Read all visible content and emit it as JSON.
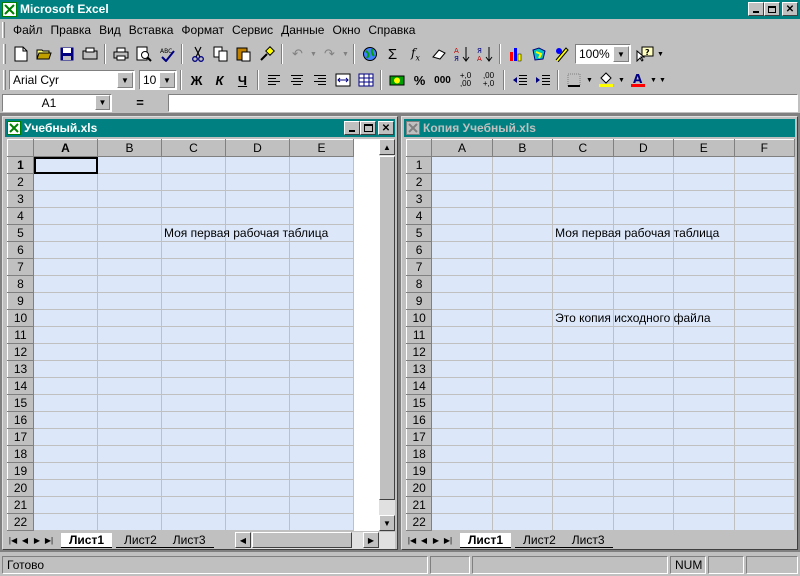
{
  "app": {
    "title": "Microsoft Excel"
  },
  "menu": [
    {
      "label": "Файл"
    },
    {
      "label": "Правка"
    },
    {
      "label": "Вид"
    },
    {
      "label": "Вставка"
    },
    {
      "label": "Формат"
    },
    {
      "label": "Сервис"
    },
    {
      "label": "Данные"
    },
    {
      "label": "Окно"
    },
    {
      "label": "Справка"
    }
  ],
  "toolbar": {
    "zoom": "100%"
  },
  "format": {
    "font_name": "Arial Cyr",
    "font_size": "10",
    "bold": "Ж",
    "italic": "К",
    "underline": "Ч",
    "percent": "%",
    "thousands": "000",
    "inc_decimal": "+,0 ,00",
    "dec_decimal": ",00 +,0"
  },
  "formula": {
    "namebox": "A1",
    "equals": "="
  },
  "left_window": {
    "title": "Учебный.xls",
    "columns": [
      "A",
      "B",
      "C",
      "D",
      "E"
    ],
    "rows": [
      "1",
      "2",
      "3",
      "4",
      "5",
      "6",
      "7",
      "8",
      "9",
      "10",
      "11",
      "12",
      "13",
      "14",
      "15",
      "16",
      "17",
      "18",
      "19",
      "20",
      "21",
      "22"
    ],
    "cells": {
      "C5": "Моя первая рабочая таблица"
    }
  },
  "right_window": {
    "title": "Копия Учебный.xls",
    "columns": [
      "A",
      "B",
      "C",
      "D",
      "E",
      "F"
    ],
    "rows": [
      "1",
      "2",
      "3",
      "4",
      "5",
      "6",
      "7",
      "8",
      "9",
      "10",
      "11",
      "12",
      "13",
      "14",
      "15",
      "16",
      "17",
      "18",
      "19",
      "20",
      "21",
      "22"
    ],
    "cells": {
      "C5": "Моя первая рабочая таблица",
      "C10": "Это копия исходного файла"
    }
  },
  "sheets": [
    "Лист1",
    "Лист2",
    "Лист3"
  ],
  "status": {
    "text": "Готово",
    "num": "NUM"
  },
  "colors": {
    "titlebar": "#008080",
    "cell_bg": "#dce8fa",
    "face": "#c0c0c0"
  }
}
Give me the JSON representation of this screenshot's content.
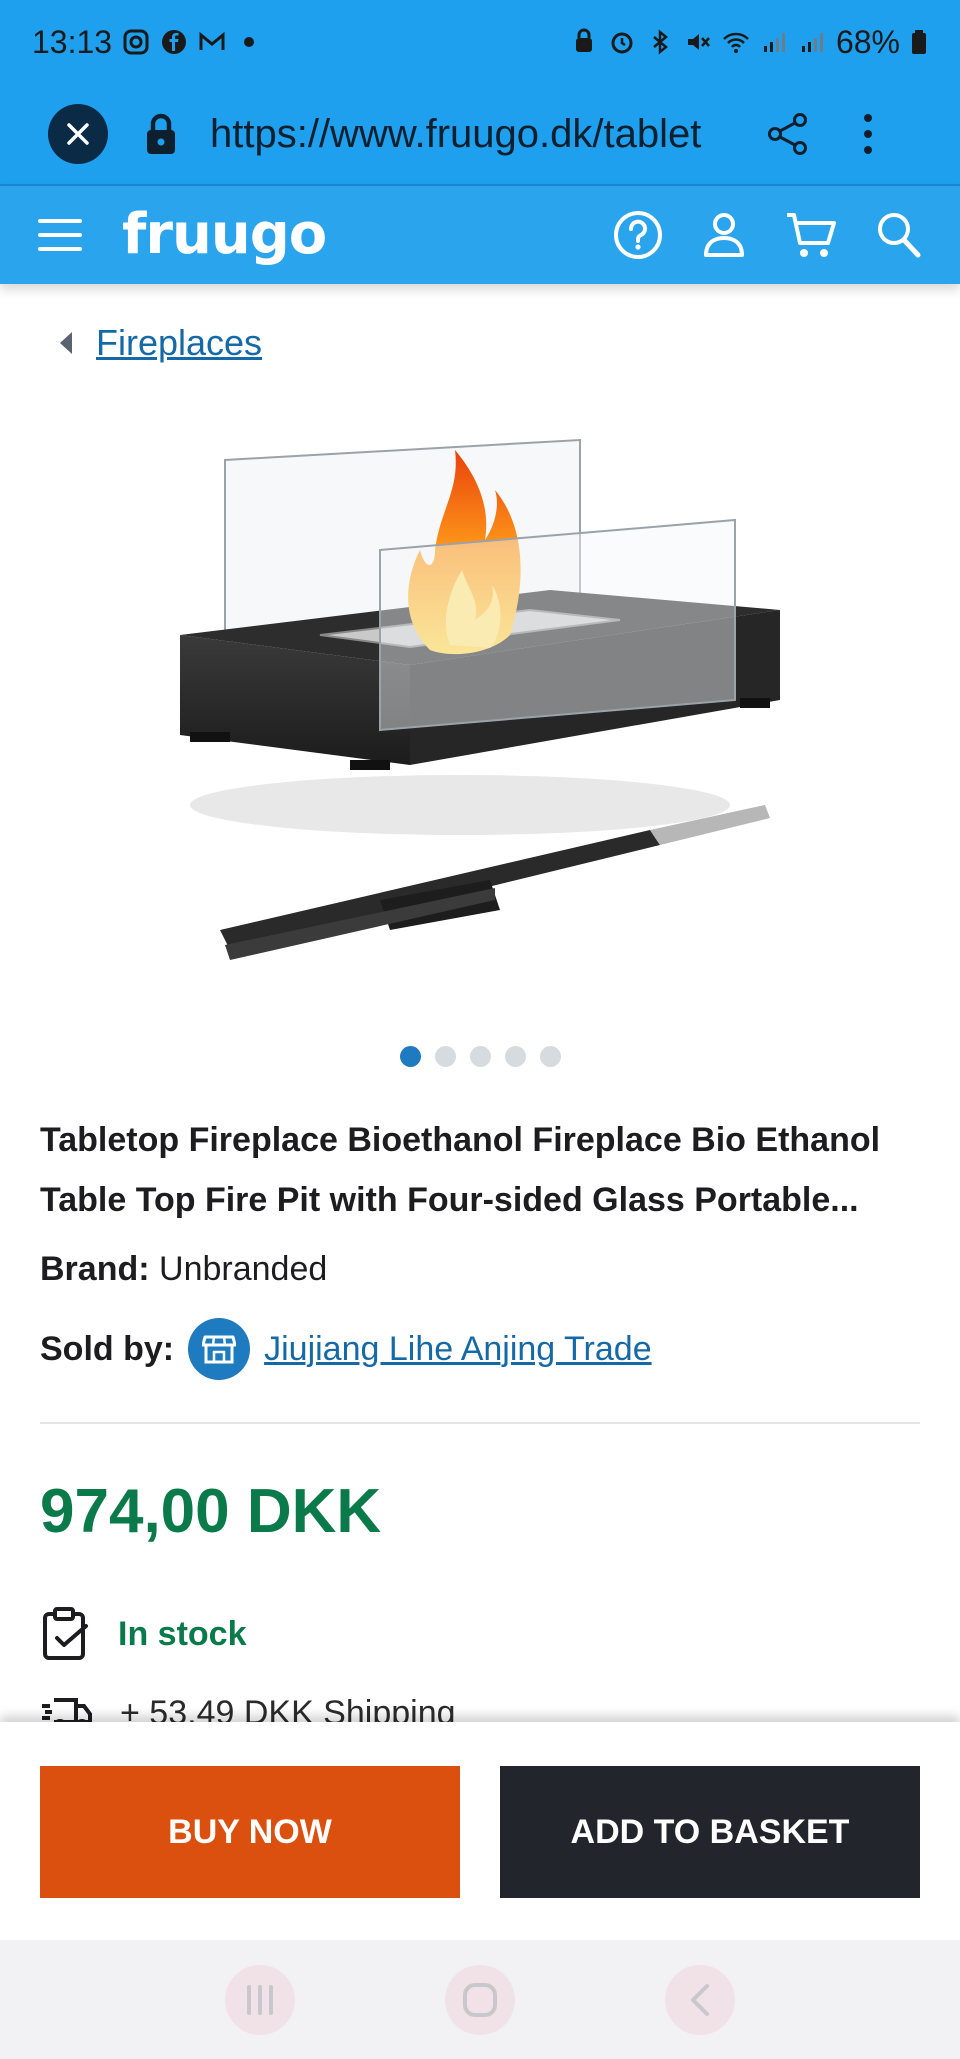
{
  "status_bar": {
    "time": "13:13",
    "battery": "68%"
  },
  "browser": {
    "url": "https://www.fruugo.dk/tablet"
  },
  "site": {
    "logo_text": "fruugo"
  },
  "breadcrumb": {
    "label": "Fireplaces"
  },
  "product": {
    "title": "Tabletop Fireplace Bioethanol Fireplace Bio Ethanol Table Top Fire Pit with Four-sided Glass Portable...",
    "brand_label": "Brand:",
    "brand_value": "Unbranded",
    "sold_by_label": "Sold by:",
    "seller": "Jiujiang Lihe Anjing Trade",
    "price": "974,00 DKK",
    "stock": "In stock",
    "shipping": "+ 53,49 DKK Shipping",
    "image_count": 5,
    "active_image": 1
  },
  "actions": {
    "buy_now": "BUY NOW",
    "add_to_basket": "ADD TO BASKET"
  },
  "colors": {
    "header_blue": "#2aa4ec",
    "price_green": "#0b7a4b",
    "buy_orange": "#db4f0f",
    "basket_dark": "#22252b",
    "link_blue": "#1569a6"
  }
}
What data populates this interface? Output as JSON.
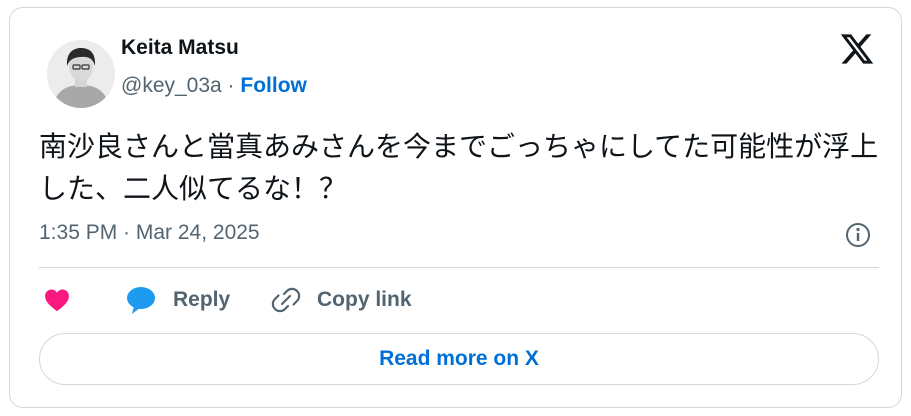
{
  "author": {
    "display_name": "Keita Matsu",
    "handle": "@key_03a",
    "separator": " · ",
    "follow_label": "Follow"
  },
  "tweet": {
    "text": "南沙良さんと當真あみさんを今までごっちゃにしてた可能性が浮上した、二人似てるな！？",
    "timestamp": "1:35 PM · Mar 24, 2025"
  },
  "actions": {
    "like_icon": "heart-icon",
    "reply_label": "Reply",
    "copy_label": "Copy link"
  },
  "read_more_label": "Read more on X",
  "colors": {
    "accent": "#006fd6",
    "like": "#f91880",
    "reply_icon": "#1d9bf0",
    "text": "#0f1419",
    "muted": "#536471",
    "border": "#cfd9de"
  }
}
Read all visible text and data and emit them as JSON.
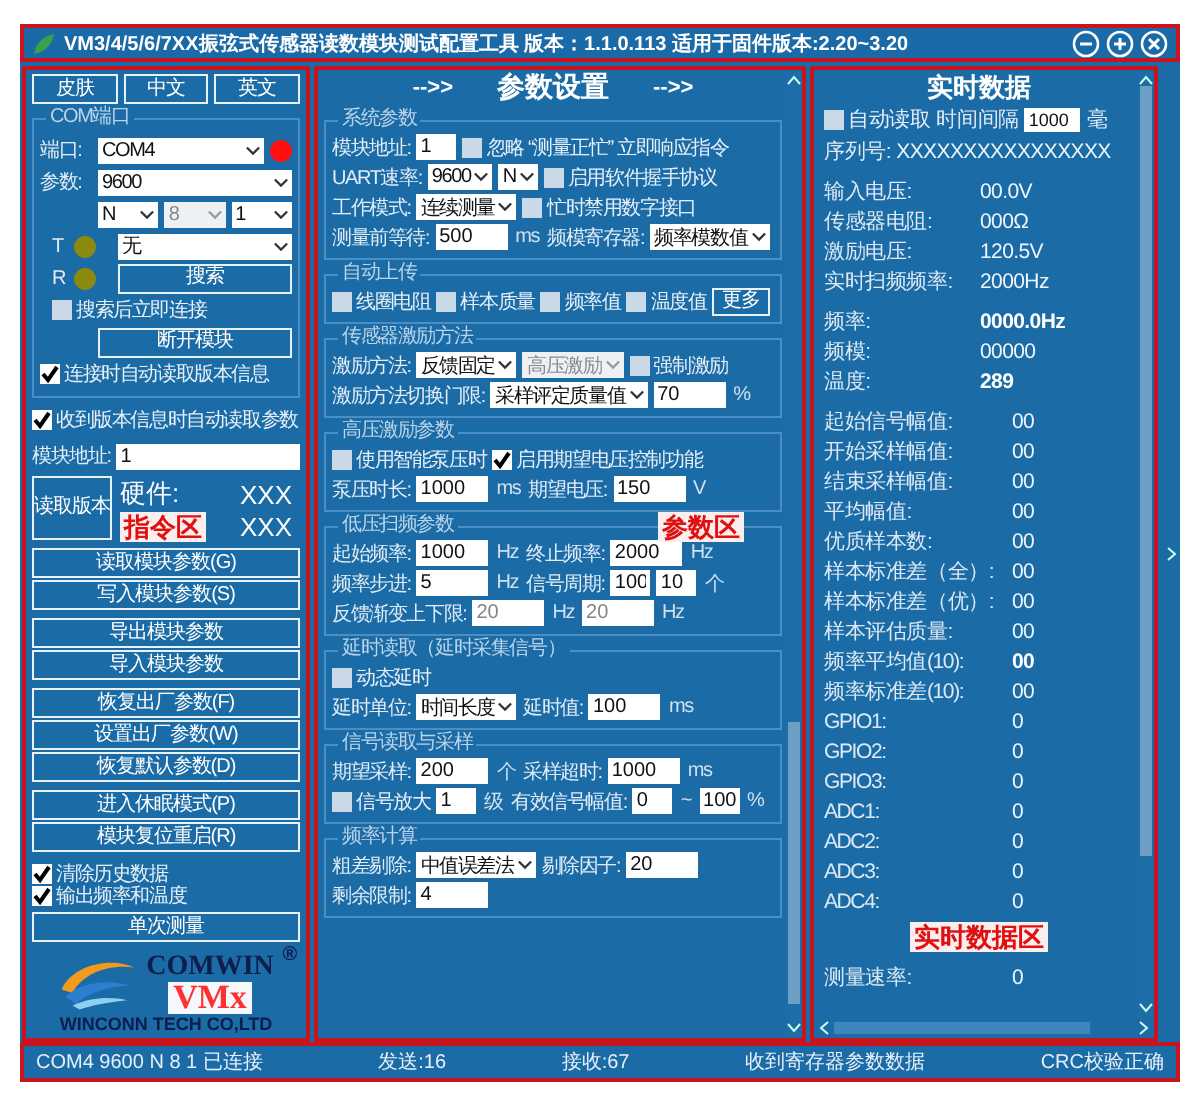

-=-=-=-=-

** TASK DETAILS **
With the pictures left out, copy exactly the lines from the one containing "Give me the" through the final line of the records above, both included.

** ANSWER SECTION **
Give me the JSON representation of this screenshot's content.
{
  "status_bar": {
    "time": "13:13",
    "battery": "68%"
  },
  "browser": {
    "url": "https://www.fruugo.dk/tablet"
  },
  "site": {
    "logo_text": "fruugo"
  },
  "breadcrumb": {
    "label": "Fireplaces"
  },
  "product": {
    "title": "Tabletop Fireplace Bioethanol Fireplace Bio Ethanol Table Top Fire Pit with Four-sided Glass Portable...",
    "brand_label": "Brand:",
    "brand_value": "Unbranded",
    "sold_by_label": "Sold by:",
    "seller": "Jiujiang Lihe Anjing Trade",
    "price": "974,00 DKK",
    "stock": "In stock",
    "shipping": "+ 53,49 DKK Shipping",
    "image_count": 5,
    "active_image": 1
  },
  "actions": {
    "buy_now": "BUY NOW",
    "add_to_basket": "ADD TO BASKET"
  },
  "colors": {
    "header_blue": "#2aa4ec",
    "price_green": "#0b7a4b",
    "buy_orange": "#db4f0f",
    "basket_dark": "#22252b",
    "link_blue": "#1569a6"
  }
}
What data populates this interface? Output as JSON.
{
  "author": {
    "display_name": "Keita Matsu",
    "handle": "@key_03a",
    "separator": " · ",
    "follow_label": "Follow"
  },
  "tweet": {
    "text": "南沙良さんと當真あみさんを今までごっちゃにしてた可能性が浮上した、二人似てるな！？",
    "timestamp": "1:35 PM · Mar 24, 2025"
  },
  "actions": {
    "like_icon": "heart-icon",
    "reply_label": "Reply",
    "copy_label": "Copy link"
  },
  "read_more_label": "Read more on X",
  "colors": {
    "accent": "#006fd6",
    "like": "#f91880",
    "reply_icon": "#1d9bf0",
    "text": "#0f1419",
    "muted": "#536471",
    "border": "#cfd9de"
  }
}
Read all visible text and data and emit them as JSON.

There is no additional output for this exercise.